About two dozen Republic High School students got a taste of college last week in their AP (advanced placement) science class. Republic teamed up with the science faculty at Missouri State University to offer college-level labs and lectures for two days.
Science Department head Ryan Lacson says it’s about giving the students the college-level experience they’ve asked for.
On Wednesday, an MSU biology professor visited Republic to lead a lab with two sections of AP biology students.
“Students historically have had no exposure to plants, and now they’re expected to know quite a bit of it on the AP exam,” Lacson says. “So I thought, ‘What better way to get them to learn this stuff than to expose them to several experts?'”
On Thursday, the students traveled to MSU to participate in a botany lab with Dr. Michelle Bowe, an expert in plant systematics. Students examined various types of plants and their structures, covering the same material that Bowe’s own students will cover this week.
Bowe says she enjoyed working with the Republic students.
“What they know is not that different” from college students, Bowe says. And she says research indicates that advanced science in high school is an important part of college success.
“It has actually been shown that the more biology they have closer to college, the better they’ll do once they get to college,” Bowe says. “If students have only had freshman biology in high school, then it’s three years before they get anything else, they forget everything. So the more science the better. And the closer to going to college they take it, the better.”
Lacson says his students also get a boost of confidence from the exposure to college-level work.

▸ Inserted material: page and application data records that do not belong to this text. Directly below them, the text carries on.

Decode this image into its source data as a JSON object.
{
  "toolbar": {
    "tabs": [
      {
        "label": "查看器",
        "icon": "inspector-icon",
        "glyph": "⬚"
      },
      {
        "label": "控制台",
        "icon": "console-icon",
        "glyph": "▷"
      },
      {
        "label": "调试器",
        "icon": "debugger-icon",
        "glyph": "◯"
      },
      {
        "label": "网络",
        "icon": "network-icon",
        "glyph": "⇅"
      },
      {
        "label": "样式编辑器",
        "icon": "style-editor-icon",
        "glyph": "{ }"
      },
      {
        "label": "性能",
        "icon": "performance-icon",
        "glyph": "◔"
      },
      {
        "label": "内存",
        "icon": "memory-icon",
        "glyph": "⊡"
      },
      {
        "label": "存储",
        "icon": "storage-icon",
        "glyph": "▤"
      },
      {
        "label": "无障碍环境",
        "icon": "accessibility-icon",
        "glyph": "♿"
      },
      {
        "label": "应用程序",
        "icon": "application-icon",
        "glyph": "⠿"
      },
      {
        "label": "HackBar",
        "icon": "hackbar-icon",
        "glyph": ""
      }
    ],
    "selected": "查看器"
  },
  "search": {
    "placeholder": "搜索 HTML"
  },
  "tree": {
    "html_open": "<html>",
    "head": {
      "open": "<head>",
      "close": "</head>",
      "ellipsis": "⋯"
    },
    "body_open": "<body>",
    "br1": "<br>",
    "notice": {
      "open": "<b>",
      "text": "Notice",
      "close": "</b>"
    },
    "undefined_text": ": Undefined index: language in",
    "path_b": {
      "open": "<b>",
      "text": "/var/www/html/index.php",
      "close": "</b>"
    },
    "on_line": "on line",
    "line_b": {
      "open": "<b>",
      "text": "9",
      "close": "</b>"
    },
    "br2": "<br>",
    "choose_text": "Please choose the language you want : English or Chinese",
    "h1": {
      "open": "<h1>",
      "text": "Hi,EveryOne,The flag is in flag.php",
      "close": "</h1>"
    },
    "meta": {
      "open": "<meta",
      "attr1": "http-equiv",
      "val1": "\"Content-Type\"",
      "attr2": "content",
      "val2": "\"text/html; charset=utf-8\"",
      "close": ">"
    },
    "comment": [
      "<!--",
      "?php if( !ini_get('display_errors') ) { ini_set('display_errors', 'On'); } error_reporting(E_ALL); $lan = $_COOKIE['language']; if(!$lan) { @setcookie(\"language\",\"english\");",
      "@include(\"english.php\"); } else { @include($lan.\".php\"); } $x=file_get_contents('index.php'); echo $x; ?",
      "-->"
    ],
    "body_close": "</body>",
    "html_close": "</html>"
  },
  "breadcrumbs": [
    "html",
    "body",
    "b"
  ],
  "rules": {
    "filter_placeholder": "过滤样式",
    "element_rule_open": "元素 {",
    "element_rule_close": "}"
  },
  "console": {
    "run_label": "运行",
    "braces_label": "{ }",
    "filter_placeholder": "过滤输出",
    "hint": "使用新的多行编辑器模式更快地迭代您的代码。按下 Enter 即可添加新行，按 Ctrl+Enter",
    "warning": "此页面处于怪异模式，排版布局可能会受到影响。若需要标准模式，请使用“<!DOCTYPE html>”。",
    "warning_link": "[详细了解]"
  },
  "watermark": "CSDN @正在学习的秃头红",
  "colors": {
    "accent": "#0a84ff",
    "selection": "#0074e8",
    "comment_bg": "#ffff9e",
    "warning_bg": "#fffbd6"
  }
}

“From what I’m hearing, they feel like AP is the closest to college they’ll get. It’s not completely college, because they’re still getting a little bit of scaffolding along the way,” he says. “But by the time AP is over, they’re going to think, ‘Okay, I can do this now.’ It won’t be such a shock to them.”